The silliest news this week was the news about the U.S. intelligence report regarding Navy pilots’ sighting of UFOs. It seems like this reveal has been hyped for years. We now finally know what the Defense Department knows about the UFOs.
They know nothing. They might be alien spacecraft. They might not be alien spacecraft. How exciting is that? Did anyone have money riding on which way they would come down on this issue?
Speaking of gambling, I try not to. I don’t play card games for money. I don’t roll dice. I don’t even want to set foot in a casino. I won’t play slot machines. I eschew bingo. I will not even play marbles for keepsies, even though it’s a game of skill, because I have no skill in playing marbles and winning would be a crapshoot in my case.
I never play lotteries. I won’t pay one dollar for a chance to win five or a million. My feeling is: I can win one dollar right now by not buying the ticket. My lifetime winnings, at the rate of a dollar per week since adulthood, is somewhere around $2,500 so far.
When people find out I’m a mathematician, they often ask me to tell them a system for winning a casino game. I tell them to go to a horse track and put money down on the horse that looks like it will win the race.
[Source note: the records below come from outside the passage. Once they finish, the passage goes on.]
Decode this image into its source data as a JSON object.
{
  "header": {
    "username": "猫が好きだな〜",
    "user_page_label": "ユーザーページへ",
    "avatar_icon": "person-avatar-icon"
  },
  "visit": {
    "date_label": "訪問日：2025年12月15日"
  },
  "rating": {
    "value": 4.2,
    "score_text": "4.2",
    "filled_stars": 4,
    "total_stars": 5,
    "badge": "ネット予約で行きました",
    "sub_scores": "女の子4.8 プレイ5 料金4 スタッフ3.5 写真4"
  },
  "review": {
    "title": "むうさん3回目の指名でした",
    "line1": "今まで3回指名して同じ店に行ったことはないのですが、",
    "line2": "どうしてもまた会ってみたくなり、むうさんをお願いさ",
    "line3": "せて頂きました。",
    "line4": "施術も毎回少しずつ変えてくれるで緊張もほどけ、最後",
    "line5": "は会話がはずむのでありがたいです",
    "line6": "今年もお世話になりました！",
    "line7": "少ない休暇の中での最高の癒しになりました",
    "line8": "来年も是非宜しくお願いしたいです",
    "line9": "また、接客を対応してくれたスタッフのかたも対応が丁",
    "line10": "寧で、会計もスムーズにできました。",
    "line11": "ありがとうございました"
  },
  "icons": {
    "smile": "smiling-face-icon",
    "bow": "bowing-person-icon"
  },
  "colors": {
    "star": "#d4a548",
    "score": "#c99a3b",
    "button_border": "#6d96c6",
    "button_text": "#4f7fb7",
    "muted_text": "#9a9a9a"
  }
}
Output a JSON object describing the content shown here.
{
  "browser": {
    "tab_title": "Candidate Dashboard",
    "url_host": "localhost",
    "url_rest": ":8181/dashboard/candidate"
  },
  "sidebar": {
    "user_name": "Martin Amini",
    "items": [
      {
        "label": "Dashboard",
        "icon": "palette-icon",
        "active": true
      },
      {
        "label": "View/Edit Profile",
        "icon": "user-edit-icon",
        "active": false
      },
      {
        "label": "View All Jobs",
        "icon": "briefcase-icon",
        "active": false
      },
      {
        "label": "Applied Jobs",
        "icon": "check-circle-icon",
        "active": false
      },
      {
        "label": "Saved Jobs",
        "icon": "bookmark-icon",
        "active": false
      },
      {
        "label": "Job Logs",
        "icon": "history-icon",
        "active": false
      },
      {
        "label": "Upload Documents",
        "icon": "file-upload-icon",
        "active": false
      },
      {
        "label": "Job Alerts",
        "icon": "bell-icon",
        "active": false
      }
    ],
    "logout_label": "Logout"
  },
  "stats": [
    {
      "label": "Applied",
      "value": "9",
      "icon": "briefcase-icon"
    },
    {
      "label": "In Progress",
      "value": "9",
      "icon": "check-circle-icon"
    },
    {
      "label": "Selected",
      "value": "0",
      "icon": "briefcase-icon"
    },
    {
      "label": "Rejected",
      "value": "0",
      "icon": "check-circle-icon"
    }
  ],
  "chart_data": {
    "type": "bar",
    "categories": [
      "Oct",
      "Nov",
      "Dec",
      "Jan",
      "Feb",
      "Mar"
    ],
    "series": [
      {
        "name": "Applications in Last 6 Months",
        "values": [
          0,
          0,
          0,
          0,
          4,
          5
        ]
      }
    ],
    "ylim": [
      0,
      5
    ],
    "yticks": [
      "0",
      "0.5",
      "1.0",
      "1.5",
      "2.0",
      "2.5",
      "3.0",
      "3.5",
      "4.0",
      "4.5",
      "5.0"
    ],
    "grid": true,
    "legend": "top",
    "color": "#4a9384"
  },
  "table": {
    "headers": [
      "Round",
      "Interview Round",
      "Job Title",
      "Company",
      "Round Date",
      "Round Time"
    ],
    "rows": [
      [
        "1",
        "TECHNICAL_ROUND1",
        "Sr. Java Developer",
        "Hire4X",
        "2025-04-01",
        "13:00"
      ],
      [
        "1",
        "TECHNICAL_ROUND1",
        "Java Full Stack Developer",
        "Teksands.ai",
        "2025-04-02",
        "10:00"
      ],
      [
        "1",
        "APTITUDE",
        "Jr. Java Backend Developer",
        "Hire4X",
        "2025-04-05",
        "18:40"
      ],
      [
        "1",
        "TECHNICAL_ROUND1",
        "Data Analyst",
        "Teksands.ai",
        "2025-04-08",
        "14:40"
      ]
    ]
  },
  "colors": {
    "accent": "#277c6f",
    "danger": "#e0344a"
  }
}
Then, I laugh hysterically.
My general rule in gambling is best illustrated by my bet in 2016 that Trump would win the election that year. I announced that I would bet that and was told, “no, he won’t,” and I asked what is it worth to you? And the guy said, “I’ll buy you dinner at your favorite restaurant,” and I said, you’re on. At no point did I promise to do anything for him if I lost. Those are the kinds of bets I like. Your $20 to my zero dollars.
I think I mentioned here before that I still owe a guy named Norman $20 because I bet that much money Hubert Humphrey would beat Nixon in 1968. So far, Norman hasn’t tried to collect, and there’s a good chance he’s forgotten all about it.
But I learned my lesson. I never risk my own money in a bet. I either get in the action for free or I stay out completely.
I’m OK with being in the Washington state coronavirus lottery. I could win a million dollars in July just for already having been vaccinated. And I didn’t even pay for the vaccination. I could move out of this apartment. Maybe into a condo. Woo.
Or, as early as this week, I could win a quarter of a million dollars.
Or, I could eventually score airline tickets, sports tickets or an Xbox or other such device. Various things I would probably end up selling.
The only reservation I have about the whole thing is the knowledge that I was enrolled in this lottery on the basis of the state’s access to my vaccination record. It turns out they know my entire vaccination record, not just the coronavirus vaccination record. What other lotteries might they want to start up? Would they pass out prizes to everyone who’s had a broken arm? A colonoscopy? A mammogram? A Viagra prescription? A completed colorectal exam?
In other free giveaway news, Anheuser-Busch has promised that if 70% of Americans are vaccinated for COVID-19 by July 4, all of us 21 or over will get a free beer. I don’t know if I’ll get to choose the brand. I want a Stella Artois. Please, no Bud Light.
I wonder how many anti-vaxxers will relent for a beer? Are they really holding out for a cold brew?
In order to collect your prize beer, you’ll have to send the company a selfie wherever you like to drink beer — maybe at a bar or at home. Presumably they’d prefer it be someplace legal, though I’d be tempted to send them a picture of me drinking in Occidental Park out of a brown paper bag. They’ll send five dollars for beer on a debit card.
Other companies that are offering prizes if enough of us are vaccinated include Krispy Kreme, Target, Kroger, Microsoft, Doordash and NASCAR.
Maybe Kroger will give me a package of half a dozen rolls of Bounty Pick-A-Size double paper towels.
Dr. Wes is the Real Change Circulation Specialist, but, in addition to his skills with a spreadsheet, he writes this weekly column about whatever recent going-ons caught his attention. Dr. Wes has contributed to the paper since 1994. Curious about his process or have a response to one of his columns? Connect with him at [email protected].
Read more of the June 9-15, 2021 issue.